- [The task] Work through the records below and copy every line that includes "screenshot".

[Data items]
Segment Open

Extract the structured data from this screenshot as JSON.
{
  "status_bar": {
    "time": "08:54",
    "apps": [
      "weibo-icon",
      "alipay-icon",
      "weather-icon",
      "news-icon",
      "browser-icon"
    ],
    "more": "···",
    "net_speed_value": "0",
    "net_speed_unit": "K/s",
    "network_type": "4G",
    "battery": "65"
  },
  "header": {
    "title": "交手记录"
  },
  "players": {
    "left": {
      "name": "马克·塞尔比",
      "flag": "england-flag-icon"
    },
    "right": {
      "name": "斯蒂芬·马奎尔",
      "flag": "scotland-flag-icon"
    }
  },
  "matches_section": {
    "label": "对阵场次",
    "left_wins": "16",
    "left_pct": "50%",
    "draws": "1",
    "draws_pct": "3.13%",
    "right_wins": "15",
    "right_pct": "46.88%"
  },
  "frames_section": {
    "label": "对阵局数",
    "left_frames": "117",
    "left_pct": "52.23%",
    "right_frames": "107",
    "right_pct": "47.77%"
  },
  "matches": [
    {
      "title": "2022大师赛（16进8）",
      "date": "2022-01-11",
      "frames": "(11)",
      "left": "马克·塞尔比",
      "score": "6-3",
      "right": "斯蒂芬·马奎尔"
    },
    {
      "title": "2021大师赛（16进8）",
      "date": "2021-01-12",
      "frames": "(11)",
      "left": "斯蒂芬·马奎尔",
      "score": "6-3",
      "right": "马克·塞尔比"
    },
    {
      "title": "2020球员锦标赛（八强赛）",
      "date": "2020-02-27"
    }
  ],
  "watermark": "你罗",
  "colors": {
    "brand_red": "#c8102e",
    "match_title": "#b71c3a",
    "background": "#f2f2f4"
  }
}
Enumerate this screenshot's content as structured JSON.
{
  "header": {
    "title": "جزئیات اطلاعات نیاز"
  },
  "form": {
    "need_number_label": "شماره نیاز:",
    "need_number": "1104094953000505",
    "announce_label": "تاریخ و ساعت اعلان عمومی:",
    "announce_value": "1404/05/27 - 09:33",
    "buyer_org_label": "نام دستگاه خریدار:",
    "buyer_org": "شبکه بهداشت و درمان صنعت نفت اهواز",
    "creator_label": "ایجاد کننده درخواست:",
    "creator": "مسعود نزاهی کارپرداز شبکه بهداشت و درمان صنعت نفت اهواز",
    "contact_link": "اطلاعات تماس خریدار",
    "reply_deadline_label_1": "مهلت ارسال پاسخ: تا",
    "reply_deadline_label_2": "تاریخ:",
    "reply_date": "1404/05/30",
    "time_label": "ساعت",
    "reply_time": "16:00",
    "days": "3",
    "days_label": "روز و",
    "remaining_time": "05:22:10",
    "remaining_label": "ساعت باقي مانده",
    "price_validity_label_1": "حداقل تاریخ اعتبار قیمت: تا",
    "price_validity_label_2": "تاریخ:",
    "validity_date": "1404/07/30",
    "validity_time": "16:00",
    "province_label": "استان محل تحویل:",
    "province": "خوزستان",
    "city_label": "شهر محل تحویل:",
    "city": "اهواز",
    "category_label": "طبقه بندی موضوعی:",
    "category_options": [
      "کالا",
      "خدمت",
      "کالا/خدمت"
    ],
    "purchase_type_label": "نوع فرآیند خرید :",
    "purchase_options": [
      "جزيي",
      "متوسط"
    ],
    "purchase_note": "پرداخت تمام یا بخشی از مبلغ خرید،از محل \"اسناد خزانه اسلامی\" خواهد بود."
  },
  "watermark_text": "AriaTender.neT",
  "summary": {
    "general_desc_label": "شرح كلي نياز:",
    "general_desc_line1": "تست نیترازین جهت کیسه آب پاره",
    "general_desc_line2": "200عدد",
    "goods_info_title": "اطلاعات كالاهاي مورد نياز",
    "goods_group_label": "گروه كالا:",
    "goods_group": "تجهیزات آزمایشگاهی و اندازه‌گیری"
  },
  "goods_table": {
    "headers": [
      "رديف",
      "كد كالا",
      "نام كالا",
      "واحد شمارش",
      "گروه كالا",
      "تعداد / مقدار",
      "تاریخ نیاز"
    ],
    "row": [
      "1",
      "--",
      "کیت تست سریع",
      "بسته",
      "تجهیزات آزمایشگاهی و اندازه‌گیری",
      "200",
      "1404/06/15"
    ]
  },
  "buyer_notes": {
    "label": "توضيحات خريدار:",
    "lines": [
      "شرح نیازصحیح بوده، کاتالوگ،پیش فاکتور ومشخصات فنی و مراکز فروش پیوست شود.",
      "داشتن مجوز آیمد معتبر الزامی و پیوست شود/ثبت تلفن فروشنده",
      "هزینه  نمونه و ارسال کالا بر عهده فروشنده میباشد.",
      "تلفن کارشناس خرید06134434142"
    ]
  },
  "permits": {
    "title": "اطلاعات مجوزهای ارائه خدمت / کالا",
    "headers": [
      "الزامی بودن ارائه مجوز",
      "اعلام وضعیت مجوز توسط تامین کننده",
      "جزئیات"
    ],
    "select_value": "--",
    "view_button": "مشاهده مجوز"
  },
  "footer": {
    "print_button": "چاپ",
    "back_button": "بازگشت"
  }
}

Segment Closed

- [Answer to this problem]
Extract the structured data from this screenshot as JSON.
Enumerate this screenshot's content as structured JSON.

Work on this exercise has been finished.